Volunteer for NIAID-funded clinical studies related to salmonellosis on ClinicalTrials.gov.
Salmonella bacteria can be found in food products such as raw poultry, eggs, and beef, and sometimes on unwashed fruit. Food prepared on surfaces that previously were in contact with raw meat or meat products can, in turn, become contaminated with the bacteria. This is called cross-contamination.
In recent years, the Centers for the Disease Control and Prevention has received reports of several cases of salmonella from eating raw alfalfa sprouts grown in contaminated soil. You also can get salmonella after handling pets, particularly reptiles like snakes, turtles, and lizards.

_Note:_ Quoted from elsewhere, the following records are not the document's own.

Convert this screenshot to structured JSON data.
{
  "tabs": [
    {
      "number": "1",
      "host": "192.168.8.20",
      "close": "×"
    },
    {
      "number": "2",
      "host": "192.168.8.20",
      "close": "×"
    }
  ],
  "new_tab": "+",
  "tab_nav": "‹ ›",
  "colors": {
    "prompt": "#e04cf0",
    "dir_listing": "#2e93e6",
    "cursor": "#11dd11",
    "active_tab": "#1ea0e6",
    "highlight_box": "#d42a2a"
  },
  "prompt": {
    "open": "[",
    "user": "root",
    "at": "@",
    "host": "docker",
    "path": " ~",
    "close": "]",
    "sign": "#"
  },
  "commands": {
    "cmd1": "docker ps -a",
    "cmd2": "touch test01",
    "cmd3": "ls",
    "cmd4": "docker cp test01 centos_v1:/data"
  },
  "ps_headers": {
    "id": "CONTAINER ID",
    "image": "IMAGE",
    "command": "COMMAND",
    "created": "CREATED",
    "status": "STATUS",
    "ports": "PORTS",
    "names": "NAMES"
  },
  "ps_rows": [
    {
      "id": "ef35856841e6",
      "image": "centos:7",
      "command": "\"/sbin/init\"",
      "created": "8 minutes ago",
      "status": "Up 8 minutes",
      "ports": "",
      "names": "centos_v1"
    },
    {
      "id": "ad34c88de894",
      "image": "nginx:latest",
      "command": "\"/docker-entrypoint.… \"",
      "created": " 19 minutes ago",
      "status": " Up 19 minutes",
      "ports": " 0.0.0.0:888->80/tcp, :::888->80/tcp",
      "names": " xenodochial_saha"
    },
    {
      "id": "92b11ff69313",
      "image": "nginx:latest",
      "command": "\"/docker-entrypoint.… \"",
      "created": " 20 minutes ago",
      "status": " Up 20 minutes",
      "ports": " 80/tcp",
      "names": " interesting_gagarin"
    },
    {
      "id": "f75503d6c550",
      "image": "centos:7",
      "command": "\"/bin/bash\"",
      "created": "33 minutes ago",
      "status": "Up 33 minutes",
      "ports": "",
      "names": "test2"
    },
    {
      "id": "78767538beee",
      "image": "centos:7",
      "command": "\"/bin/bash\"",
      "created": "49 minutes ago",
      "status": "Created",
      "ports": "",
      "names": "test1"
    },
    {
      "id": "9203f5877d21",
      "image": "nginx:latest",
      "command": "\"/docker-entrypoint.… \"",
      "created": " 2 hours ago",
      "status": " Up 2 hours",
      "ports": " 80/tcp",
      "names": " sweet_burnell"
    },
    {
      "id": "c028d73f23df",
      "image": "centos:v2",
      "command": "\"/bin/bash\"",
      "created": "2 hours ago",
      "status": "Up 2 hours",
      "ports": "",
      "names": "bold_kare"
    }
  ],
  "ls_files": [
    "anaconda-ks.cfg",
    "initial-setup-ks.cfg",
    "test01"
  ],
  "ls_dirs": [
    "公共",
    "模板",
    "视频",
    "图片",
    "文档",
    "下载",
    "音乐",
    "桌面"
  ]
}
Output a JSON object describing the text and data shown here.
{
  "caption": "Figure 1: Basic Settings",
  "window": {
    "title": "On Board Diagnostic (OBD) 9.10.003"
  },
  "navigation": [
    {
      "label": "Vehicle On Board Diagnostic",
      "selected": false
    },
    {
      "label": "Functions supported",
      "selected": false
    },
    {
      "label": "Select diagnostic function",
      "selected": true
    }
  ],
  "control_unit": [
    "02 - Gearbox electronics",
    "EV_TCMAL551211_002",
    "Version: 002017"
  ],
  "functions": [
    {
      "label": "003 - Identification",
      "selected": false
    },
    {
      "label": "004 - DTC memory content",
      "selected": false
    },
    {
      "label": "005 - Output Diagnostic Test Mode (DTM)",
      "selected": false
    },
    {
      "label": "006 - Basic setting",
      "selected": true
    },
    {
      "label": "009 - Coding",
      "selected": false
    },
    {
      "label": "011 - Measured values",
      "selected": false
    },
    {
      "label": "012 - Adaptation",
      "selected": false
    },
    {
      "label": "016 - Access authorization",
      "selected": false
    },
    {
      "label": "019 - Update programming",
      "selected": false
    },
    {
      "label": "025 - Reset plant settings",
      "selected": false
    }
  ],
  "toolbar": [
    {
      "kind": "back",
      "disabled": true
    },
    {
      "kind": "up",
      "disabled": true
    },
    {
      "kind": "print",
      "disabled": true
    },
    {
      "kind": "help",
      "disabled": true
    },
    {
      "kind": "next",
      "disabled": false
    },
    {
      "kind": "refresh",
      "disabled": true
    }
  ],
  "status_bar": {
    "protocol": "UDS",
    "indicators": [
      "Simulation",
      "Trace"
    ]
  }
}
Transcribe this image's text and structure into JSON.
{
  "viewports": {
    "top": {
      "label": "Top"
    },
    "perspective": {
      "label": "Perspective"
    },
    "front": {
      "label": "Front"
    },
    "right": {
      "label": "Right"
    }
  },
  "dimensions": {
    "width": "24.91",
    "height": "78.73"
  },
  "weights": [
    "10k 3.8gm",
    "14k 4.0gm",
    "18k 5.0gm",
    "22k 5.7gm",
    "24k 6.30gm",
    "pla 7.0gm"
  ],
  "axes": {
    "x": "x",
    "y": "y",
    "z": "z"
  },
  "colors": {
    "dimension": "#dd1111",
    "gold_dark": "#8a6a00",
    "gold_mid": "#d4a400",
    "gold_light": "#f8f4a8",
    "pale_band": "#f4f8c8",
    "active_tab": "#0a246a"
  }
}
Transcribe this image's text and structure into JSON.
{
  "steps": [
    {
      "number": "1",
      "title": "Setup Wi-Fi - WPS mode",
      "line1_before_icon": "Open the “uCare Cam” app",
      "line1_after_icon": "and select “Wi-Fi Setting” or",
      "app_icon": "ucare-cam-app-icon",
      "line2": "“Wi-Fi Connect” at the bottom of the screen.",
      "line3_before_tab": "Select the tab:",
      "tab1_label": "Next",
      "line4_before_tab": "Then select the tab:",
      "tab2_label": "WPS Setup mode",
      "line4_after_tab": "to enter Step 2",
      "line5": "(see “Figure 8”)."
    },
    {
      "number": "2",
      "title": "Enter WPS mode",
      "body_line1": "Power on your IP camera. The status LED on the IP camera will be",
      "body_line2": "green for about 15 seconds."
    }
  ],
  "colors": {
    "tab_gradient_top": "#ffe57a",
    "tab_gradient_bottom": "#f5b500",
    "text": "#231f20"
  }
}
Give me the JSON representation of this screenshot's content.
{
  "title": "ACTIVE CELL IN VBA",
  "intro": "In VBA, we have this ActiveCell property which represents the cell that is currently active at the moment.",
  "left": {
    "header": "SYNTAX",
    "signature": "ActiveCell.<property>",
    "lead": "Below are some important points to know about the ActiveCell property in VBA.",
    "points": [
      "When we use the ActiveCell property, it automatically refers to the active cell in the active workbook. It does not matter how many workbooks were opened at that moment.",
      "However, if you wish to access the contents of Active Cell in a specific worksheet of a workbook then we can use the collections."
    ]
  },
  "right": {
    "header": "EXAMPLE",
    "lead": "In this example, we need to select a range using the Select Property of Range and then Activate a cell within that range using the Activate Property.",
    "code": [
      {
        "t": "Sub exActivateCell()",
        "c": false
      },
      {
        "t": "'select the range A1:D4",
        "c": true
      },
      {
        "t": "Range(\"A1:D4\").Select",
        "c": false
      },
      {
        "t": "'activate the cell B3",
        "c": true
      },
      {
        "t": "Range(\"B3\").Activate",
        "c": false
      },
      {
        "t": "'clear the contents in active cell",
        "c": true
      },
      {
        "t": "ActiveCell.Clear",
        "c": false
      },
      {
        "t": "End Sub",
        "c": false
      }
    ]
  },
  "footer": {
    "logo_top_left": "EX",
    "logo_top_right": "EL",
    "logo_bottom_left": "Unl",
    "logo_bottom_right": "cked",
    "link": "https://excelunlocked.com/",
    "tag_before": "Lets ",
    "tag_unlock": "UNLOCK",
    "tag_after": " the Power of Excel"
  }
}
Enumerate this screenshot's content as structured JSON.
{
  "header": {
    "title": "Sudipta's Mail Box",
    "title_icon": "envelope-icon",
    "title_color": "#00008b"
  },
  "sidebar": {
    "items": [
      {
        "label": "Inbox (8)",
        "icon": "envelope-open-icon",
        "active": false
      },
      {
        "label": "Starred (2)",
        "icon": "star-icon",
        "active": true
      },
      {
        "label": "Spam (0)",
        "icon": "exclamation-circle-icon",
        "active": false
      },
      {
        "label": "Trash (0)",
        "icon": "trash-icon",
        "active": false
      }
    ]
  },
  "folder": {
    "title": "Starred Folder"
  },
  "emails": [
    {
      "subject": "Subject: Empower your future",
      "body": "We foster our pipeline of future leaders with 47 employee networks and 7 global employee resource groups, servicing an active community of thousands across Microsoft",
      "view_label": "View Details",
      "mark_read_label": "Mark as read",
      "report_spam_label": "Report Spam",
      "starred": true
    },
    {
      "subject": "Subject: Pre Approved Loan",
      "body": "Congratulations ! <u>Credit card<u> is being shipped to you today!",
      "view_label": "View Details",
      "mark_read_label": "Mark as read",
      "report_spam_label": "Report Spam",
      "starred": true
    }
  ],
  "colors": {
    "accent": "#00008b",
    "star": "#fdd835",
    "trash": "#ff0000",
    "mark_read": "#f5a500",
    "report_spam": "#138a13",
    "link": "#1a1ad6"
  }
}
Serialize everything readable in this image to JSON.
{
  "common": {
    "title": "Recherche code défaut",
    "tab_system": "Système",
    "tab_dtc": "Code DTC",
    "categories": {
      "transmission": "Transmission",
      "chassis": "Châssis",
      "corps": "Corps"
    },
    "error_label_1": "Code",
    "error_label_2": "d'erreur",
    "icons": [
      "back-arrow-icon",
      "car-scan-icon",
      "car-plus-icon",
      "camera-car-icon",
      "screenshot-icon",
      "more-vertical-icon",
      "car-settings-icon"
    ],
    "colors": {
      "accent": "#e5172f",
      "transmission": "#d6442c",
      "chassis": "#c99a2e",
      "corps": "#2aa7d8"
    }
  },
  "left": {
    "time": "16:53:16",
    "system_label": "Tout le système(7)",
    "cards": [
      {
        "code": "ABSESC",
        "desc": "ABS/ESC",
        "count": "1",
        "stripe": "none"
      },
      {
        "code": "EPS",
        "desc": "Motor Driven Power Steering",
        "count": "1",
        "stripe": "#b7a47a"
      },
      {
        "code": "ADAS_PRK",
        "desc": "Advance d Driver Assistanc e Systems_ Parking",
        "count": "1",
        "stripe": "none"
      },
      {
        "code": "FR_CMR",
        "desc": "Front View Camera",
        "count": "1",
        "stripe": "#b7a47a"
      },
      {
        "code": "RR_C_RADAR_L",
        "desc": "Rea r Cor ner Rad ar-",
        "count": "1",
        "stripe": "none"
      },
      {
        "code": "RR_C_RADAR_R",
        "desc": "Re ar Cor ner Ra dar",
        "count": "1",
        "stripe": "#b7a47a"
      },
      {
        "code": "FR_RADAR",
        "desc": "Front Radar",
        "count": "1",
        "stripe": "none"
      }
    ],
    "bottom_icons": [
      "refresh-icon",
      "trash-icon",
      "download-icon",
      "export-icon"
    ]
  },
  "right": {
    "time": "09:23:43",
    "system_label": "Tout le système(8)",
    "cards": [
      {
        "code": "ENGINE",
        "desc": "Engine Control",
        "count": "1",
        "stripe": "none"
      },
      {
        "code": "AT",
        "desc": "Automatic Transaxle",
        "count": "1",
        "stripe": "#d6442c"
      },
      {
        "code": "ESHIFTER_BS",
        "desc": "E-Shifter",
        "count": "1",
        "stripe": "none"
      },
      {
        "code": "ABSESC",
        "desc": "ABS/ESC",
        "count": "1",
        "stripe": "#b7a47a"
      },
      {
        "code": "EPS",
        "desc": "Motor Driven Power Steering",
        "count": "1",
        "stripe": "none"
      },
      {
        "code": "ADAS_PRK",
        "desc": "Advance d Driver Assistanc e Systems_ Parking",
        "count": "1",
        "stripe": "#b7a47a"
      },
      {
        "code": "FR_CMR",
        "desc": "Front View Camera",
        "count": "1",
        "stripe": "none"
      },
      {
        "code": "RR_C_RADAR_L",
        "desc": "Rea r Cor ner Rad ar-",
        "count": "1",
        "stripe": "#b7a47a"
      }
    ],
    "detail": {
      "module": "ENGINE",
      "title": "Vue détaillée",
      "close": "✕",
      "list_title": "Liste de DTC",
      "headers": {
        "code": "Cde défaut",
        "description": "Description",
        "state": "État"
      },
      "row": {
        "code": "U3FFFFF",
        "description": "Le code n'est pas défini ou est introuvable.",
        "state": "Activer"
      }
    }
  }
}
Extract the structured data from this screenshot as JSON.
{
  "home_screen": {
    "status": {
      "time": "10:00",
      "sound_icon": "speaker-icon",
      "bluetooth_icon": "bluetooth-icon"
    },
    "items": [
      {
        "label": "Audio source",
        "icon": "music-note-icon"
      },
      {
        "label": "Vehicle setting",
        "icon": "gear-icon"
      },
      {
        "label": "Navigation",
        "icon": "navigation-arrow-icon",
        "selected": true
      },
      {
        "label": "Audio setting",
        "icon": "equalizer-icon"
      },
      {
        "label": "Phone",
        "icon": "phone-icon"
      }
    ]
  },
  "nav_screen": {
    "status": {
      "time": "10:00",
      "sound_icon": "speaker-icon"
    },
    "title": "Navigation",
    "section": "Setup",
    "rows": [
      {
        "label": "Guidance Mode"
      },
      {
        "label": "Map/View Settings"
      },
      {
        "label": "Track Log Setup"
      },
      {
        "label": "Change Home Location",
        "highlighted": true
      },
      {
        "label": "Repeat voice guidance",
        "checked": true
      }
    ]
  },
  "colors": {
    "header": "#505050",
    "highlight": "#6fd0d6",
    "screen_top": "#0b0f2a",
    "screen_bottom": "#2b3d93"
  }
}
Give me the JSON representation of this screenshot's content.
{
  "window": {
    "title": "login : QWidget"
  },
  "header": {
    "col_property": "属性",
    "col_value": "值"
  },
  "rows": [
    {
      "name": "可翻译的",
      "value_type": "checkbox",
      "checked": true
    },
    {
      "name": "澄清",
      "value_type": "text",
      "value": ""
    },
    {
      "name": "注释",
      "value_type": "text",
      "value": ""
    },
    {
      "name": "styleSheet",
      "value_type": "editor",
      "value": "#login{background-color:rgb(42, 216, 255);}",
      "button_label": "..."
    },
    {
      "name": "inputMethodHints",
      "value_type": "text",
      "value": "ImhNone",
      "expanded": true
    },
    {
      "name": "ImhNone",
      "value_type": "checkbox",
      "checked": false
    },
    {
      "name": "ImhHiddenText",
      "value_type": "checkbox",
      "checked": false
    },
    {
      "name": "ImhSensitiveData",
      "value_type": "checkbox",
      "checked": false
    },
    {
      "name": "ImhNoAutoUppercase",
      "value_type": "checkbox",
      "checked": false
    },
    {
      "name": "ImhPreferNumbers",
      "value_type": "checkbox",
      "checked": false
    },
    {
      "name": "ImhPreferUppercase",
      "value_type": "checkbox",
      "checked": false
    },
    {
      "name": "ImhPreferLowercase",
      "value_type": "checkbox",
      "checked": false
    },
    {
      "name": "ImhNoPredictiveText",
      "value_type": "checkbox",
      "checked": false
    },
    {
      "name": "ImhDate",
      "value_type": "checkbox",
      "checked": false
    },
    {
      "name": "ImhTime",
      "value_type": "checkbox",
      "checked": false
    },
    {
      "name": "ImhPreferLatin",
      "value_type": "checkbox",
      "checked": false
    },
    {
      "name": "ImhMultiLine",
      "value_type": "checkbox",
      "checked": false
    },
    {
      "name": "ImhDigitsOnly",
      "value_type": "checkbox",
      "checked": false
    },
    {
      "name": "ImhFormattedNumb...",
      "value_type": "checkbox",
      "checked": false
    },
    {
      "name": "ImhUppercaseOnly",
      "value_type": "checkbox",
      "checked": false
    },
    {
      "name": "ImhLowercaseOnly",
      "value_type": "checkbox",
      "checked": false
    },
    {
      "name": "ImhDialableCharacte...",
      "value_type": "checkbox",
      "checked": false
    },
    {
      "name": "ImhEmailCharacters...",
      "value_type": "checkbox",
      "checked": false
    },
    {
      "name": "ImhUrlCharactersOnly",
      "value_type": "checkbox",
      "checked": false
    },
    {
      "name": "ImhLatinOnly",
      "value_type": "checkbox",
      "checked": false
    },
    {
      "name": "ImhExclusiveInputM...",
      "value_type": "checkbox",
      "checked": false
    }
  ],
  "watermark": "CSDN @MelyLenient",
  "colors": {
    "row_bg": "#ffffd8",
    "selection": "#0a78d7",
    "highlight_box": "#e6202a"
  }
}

Salmonella can become a chronic infection even if you do not have symptoms. In addition, though you may have no symptoms, you can spread the disease by not washing your hands before preparing food for others. In fact, if you know you have salmonella, health care experts recommend you do not prepare food or pour water for others until laboratory tests show you no longer carry Salmonella bacteria.
Last Updated November 16, 2011